There are so many lessons that I would love to share with a start-up founder because anybody who starts a business learns so much every step of the way. I have to be honest, it’s hard to pinpoint the one bit of advice that I feel is pivotal. Mostly because everybody’s journey is so specific. One of the biggest lessons I feel is important to learn is remembering that everybody is in it for themselves. By this, I mean keeping a devoted focus on your goals first and conservatively with the time and energy placed towards anything else. Personally for me, as somebody who has always been empathetic, understanding, transparent, and open to vulnerability – these are qualities I would never change, but they have to be utilized in a way that helps elevate you and not makes you someone people will prey upon. Finding the fine line between being an empathetic person that relates to the world and being a person strong in their convictions and boundaries is a really important balance to acquire. There are always going to be people that are cutthroat, and it’s often hard for people who couldn’t imagine doing that to somebody that this could even exist. We have to remember that people will meet us where they are not where we want them to be. We also have to be very in tune with the people we connect with and learn about their values, moral compass, and communication styles, and really start to understand if certain partnerships have a long-term value. It is important to make sure that you also understand your value, morals, communication style, and what type of people and businesses you want to work with. Identifying those key things as well as having solid boundaries are going to create immeasurable success.

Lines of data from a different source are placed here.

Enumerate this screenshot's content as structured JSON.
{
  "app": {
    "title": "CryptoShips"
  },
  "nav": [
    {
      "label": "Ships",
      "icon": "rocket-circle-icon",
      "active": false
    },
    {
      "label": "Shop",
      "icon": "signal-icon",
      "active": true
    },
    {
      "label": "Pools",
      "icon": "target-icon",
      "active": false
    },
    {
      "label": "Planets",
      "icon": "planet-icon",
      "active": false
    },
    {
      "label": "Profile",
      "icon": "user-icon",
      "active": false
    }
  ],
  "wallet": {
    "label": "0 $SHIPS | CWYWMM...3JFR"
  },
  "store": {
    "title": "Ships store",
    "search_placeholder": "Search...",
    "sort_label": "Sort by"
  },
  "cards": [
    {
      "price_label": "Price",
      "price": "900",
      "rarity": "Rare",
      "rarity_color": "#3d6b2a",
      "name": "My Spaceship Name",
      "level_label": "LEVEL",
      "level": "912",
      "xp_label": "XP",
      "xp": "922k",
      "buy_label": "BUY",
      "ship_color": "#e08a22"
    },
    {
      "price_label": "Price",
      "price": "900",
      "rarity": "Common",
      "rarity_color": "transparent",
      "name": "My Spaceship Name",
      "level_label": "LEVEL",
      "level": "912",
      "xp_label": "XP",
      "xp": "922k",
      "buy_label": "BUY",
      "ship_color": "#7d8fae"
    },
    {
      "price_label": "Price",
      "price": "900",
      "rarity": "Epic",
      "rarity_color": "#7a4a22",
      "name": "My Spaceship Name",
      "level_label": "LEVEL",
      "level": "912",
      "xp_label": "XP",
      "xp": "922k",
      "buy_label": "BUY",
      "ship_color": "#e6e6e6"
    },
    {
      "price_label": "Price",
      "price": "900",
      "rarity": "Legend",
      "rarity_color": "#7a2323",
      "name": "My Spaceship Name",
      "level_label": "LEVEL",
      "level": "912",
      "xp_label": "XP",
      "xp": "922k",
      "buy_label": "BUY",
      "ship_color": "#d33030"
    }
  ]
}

Unfortunately, people can become majorly successful by treating people horribly bad, and sure there are people who will become wildly successful who are extremely empathetic and may become doormats, but finding an in-between that balances empathy with unremarkable strength, confidence and boundaries will get you farther.